Activity
Copy, from the entries below, each line where the word "background" can be found.
══ Raw data ══
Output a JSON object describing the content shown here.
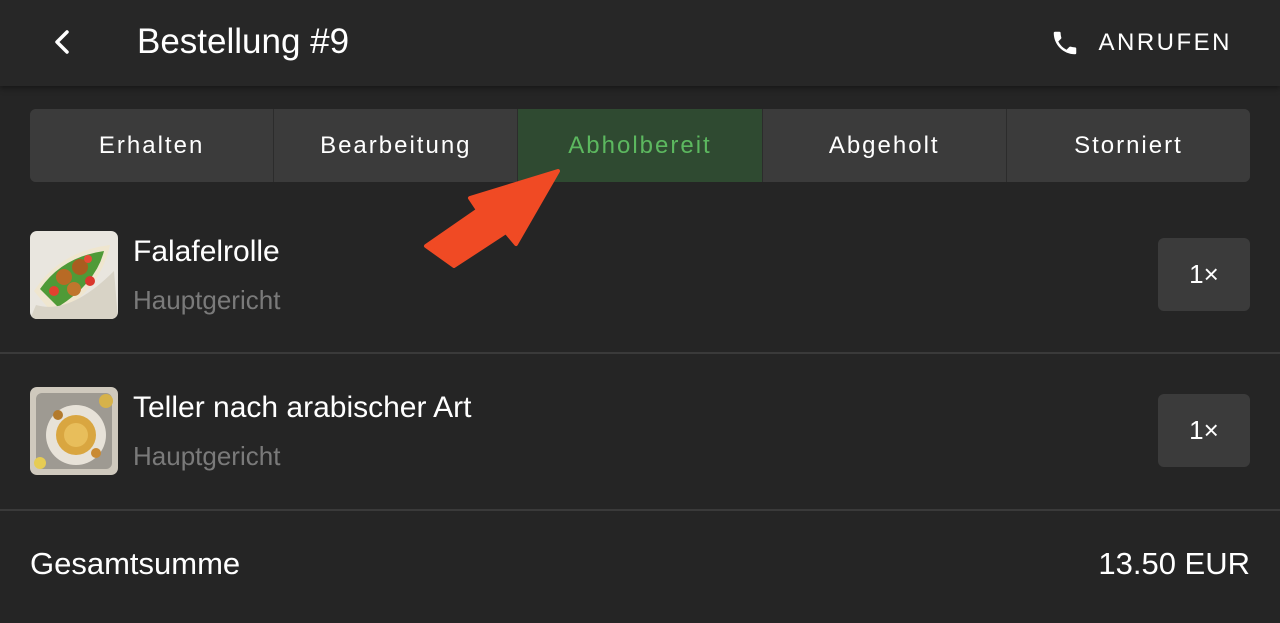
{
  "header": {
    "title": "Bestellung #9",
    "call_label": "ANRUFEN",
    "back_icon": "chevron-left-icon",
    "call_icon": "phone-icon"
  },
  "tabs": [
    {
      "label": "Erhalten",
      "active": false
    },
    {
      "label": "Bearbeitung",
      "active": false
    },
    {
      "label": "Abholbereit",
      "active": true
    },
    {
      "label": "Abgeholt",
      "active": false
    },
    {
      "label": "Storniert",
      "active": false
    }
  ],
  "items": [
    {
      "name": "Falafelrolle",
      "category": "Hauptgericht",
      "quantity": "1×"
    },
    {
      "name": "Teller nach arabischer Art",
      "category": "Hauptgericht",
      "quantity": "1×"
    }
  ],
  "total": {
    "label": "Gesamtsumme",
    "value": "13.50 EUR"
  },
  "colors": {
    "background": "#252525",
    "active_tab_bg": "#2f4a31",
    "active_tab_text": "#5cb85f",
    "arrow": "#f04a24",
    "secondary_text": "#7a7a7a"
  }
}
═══
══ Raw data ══
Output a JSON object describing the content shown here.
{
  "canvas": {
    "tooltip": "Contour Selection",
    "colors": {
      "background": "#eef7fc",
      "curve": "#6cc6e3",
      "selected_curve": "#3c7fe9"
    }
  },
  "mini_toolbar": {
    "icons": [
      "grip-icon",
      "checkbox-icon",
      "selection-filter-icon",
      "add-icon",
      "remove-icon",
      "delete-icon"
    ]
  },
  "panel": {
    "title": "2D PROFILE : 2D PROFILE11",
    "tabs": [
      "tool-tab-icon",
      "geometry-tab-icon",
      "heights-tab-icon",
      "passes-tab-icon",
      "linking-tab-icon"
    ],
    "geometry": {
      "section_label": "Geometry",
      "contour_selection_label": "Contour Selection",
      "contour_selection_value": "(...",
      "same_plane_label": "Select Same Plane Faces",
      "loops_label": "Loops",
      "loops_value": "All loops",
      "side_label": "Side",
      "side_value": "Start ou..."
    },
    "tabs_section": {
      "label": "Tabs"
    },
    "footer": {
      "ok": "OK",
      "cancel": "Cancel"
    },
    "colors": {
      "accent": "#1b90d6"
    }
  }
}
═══
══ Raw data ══
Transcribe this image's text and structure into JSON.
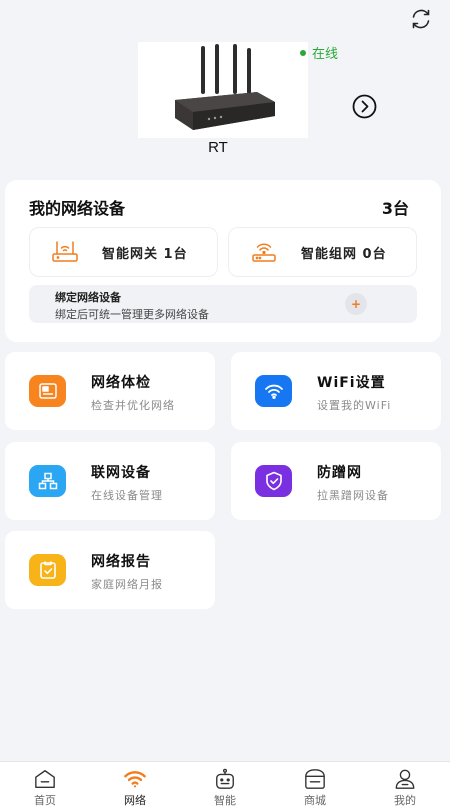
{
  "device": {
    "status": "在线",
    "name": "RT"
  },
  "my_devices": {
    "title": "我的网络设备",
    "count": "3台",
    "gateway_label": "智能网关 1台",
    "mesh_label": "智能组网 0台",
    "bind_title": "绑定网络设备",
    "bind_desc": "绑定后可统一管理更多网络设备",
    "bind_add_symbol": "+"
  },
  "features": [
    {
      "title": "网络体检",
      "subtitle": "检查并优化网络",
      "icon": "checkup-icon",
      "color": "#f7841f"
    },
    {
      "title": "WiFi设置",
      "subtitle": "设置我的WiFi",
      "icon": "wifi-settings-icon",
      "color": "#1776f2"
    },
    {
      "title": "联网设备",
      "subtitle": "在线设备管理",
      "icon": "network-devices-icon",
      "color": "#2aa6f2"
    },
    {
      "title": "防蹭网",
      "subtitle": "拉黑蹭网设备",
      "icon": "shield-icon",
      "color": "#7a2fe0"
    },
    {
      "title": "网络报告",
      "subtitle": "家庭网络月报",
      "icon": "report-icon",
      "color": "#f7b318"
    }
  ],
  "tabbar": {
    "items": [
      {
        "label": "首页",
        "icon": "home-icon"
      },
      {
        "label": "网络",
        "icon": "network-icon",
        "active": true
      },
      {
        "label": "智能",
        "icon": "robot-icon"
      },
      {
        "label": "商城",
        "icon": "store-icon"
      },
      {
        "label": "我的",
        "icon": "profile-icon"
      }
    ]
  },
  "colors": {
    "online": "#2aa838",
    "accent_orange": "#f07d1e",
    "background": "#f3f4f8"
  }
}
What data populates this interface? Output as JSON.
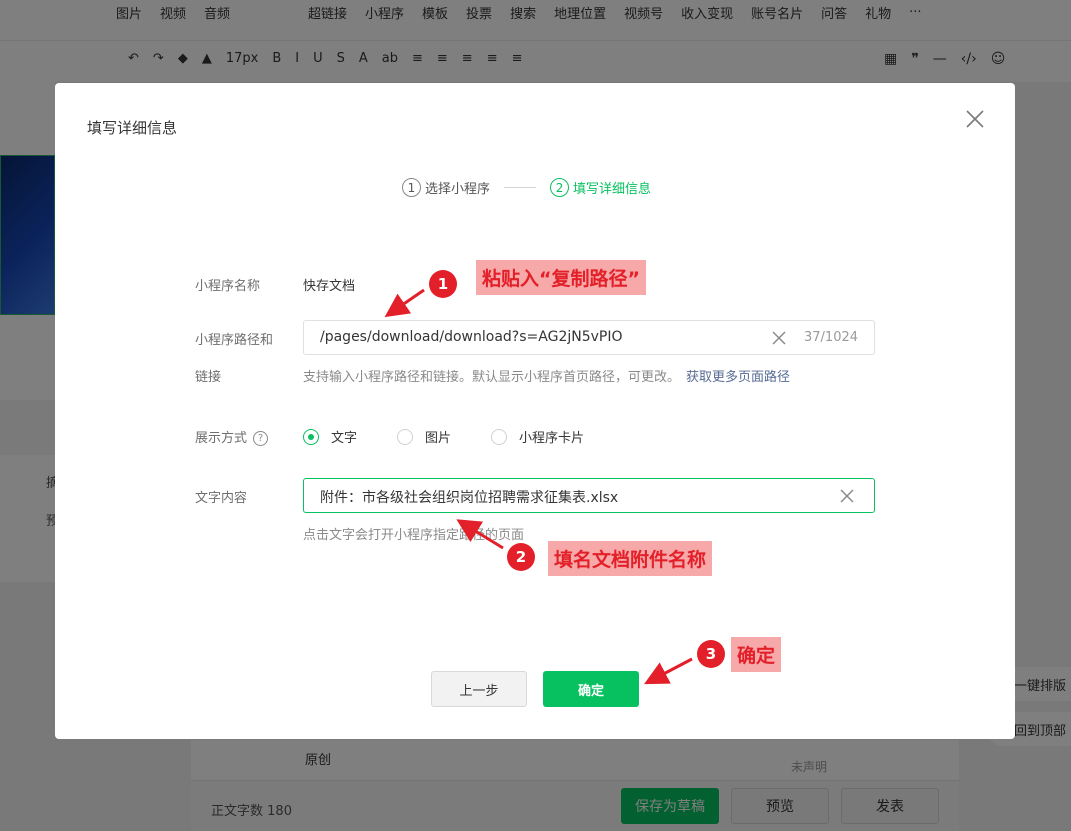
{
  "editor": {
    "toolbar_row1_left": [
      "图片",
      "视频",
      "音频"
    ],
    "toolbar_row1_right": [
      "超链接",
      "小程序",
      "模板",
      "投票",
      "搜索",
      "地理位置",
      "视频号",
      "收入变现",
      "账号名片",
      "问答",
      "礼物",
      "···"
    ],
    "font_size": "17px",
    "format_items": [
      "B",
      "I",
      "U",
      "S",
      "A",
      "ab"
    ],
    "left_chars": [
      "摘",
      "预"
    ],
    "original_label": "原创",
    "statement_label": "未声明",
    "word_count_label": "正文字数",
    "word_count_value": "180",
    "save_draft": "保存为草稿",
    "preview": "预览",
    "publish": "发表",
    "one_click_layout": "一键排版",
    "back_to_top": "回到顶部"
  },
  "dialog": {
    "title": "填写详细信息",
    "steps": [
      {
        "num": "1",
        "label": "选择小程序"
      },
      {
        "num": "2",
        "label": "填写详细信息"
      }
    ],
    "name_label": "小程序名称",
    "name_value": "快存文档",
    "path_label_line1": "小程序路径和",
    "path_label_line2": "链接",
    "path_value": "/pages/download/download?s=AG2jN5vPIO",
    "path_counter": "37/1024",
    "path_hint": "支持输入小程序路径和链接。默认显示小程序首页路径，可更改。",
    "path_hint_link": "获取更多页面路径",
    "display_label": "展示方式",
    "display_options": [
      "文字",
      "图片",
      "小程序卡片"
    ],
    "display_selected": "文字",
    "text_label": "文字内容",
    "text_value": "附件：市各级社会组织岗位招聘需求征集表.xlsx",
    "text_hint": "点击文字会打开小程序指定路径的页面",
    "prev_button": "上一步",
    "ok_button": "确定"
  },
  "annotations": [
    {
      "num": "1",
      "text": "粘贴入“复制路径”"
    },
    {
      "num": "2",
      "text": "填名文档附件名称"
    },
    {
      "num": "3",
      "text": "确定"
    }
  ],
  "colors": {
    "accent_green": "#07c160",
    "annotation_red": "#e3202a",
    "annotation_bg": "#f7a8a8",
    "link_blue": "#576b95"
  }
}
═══
Result for this task
    "background": "#252525",
      "background": "#eef7fc",
    "background": "#f3f4f8"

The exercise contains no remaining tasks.